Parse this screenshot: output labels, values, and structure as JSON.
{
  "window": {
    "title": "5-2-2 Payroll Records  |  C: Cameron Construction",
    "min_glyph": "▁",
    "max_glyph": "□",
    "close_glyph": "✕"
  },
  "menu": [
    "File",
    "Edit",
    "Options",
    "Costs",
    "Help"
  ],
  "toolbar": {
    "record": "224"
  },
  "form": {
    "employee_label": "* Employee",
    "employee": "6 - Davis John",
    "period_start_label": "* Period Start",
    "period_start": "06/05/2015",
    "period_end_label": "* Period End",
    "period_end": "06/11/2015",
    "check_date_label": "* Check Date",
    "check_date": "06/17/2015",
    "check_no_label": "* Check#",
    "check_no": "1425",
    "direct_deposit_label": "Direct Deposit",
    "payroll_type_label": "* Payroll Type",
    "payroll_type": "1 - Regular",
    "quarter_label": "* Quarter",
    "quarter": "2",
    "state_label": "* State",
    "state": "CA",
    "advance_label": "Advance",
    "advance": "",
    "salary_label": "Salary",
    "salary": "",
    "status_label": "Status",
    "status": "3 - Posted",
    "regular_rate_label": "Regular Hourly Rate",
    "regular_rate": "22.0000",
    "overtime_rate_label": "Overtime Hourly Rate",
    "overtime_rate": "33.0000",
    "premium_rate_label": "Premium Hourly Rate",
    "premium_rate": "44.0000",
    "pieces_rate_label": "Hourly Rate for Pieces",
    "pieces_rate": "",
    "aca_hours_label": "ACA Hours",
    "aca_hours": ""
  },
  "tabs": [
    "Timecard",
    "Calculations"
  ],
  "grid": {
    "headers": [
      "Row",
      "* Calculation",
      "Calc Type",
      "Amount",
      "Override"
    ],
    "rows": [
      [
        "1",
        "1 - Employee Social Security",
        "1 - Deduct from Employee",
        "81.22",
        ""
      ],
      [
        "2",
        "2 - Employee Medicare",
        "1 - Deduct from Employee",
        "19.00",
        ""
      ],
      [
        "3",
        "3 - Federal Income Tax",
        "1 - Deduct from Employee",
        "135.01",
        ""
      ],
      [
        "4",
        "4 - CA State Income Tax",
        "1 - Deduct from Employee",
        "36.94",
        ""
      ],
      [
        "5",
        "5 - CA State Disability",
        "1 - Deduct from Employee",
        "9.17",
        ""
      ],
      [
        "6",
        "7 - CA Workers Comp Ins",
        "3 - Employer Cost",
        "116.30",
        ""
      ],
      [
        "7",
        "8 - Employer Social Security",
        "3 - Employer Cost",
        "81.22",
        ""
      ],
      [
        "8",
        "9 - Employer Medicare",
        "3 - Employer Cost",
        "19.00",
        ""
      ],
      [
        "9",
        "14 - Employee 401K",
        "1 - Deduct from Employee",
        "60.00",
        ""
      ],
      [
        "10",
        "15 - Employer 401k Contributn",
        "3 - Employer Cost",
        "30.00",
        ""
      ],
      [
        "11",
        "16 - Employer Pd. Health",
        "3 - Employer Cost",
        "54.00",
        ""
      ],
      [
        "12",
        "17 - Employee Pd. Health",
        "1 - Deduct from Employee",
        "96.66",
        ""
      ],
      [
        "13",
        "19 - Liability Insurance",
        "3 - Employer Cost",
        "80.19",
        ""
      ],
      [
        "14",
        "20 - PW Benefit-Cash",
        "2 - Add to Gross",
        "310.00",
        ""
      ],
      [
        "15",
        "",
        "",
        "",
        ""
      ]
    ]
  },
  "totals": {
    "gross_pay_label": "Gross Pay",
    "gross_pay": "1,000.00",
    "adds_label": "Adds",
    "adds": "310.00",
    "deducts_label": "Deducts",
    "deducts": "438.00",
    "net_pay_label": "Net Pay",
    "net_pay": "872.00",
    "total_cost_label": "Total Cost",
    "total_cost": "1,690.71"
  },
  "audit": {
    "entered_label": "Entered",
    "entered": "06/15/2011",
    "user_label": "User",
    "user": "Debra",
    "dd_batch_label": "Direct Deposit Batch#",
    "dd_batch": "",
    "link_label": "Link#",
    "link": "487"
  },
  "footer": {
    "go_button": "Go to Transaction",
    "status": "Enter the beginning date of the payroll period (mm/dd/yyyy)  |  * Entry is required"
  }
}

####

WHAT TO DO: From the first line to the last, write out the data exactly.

ANSWER TO THE EXERCISE:
Parse this screenshot: output labels, values, and structure as JSON.
{
  "window": {
    "title": "5-2-2 Payroll Records  |  C: Cameron Construction",
    "min_glyph": "▁",
    "max_glyph": "□",
    "close_glyph": "✕"
  },
  "menu": [
    "File",
    "Edit",
    "Options",
    "Costs",
    "Help"
  ],
  "toolbar": {
    "record": "224"
  },
  "form": {
    "employee_label": "* Employee",
    "employee": "6 - Davis John",
    "period_start_label": "* Period Start",
    "period_start": "06/05/2015",
    "period_end_label": "* Period End",
    "period_end": "06/11/2015",
    "check_date_label": "* Check Date",
    "check_date": "06/17/2015",
    "check_no_label": "* Check#",
    "check_no": "1425",
    "direct_deposit_label": "Direct Deposit",
    "payroll_type_label": "* Payroll Type",
    "payroll_type": "1 - Regular",
    "quarter_label": "* Quarter",
    "quarter": "2",
    "state_label": "* State",
    "state": "CA",
    "advance_label": "Advance",
    "advance": "",
    "salary_label": "Salary",
    "salary": "",
    "status_label": "Status",
    "status": "3 - Posted",
    "regular_rate_label": "Regular Hourly Rate",
    "regular_rate": "22.0000",
    "overtime_rate_label": "Overtime Hourly Rate",
    "overtime_rate": "33.0000",
    "premium_rate_label": "Premium Hourly Rate",
    "premium_rate": "44.0000",
    "pieces_rate_label": "Hourly Rate for Pieces",
    "pieces_rate": "",
    "aca_hours_label": "ACA Hours",
    "aca_hours": ""
  },
  "tabs": [
    "Timecard",
    "Calculations"
  ],
  "grid": {
    "headers": [
      "Row",
      "* Calculation",
      "Calc Type",
      "Amount",
      "Override"
    ],
    "rows": [
      [
        "1",
        "1 - Employee Social Security",
        "1 - Deduct from Employee",
        "81.22",
        ""
      ],
      [
        "2",
        "2 - Employee Medicare",
        "1 - Deduct from Employee",
        "19.00",
        ""
      ],
      [
        "3",
        "3 - Federal Income Tax",
        "1 - Deduct from Employee",
        "135.01",
        ""
      ],
      [
        "4",
        "4 - CA State Income Tax",
        "1 - Deduct from Employee",
        "36.94",
        ""
      ],
      [
        "5",
        "5 - CA State Disability",
        "1 - Deduct from Employee",
        "9.17",
        ""
      ],
      [
        "6",
        "7 - CA Workers Comp Ins",
        "3 - Employer Cost",
        "116.30",
        ""
      ],
      [
        "7",
        "8 - Employer Social Security",
        "3 - Employer Cost",
        "81.22",
        ""
      ],
      [
        "8",
        "9 - Employer Medicare",
        "3 - Employer Cost",
        "19.00",
        ""
      ],
      [
        "9",
        "14 - Employee 401K",
        "1 - Deduct from Employee",
        "60.00",
        ""
      ],
      [
        "10",
        "15 - Employer 401k Contributn",
        "3 - Employer Cost",
        "30.00",
        ""
      ],
      [
        "11",
        "16 - Employer Pd. Health",
        "3 - Employer Cost",
        "54.00",
        ""
      ],
      [
        "12",
        "17 - Employee Pd. Health",
        "1 - Deduct from Employee",
        "96.66",
        ""
      ],
      [
        "13",
        "19 - Liability Insurance",
        "3 - Employer Cost",
        "80.19",
        ""
      ],
      [
        "14",
        "20 - PW Benefit-Cash",
        "2 - Add to Gross",
        "310.00",
        ""
      ],
      [
        "15",
        "",
        "",
        "",
        ""
      ]
    ]
  },
  "totals": {
    "gross_pay_label": "Gross Pay",
    "gross_pay": "1,000.00",
    "adds_label": "Adds",
    "adds": "310.00",
    "deducts_label": "Deducts",
    "deducts": "438.00",
    "net_pay_label": "Net Pay",
    "net_pay": "872.00",
    "total_cost_label": "Total Cost",
    "total_cost": "1,690.71"
  },
  "audit": {
    "entered_label": "Entered",
    "entered": "06/15/2011",
    "user_label": "User",
    "user": "Debra",
    "dd_batch_label": "Direct Deposit Batch#",
    "dd_batch": "",
    "link_label": "Link#",
    "link": "487"
  },
  "footer": {
    "go_button": "Go to Transaction",
    "status": "Enter the beginning date of the payroll period (mm/dd/yyyy)  |  * Entry is required"
  }
}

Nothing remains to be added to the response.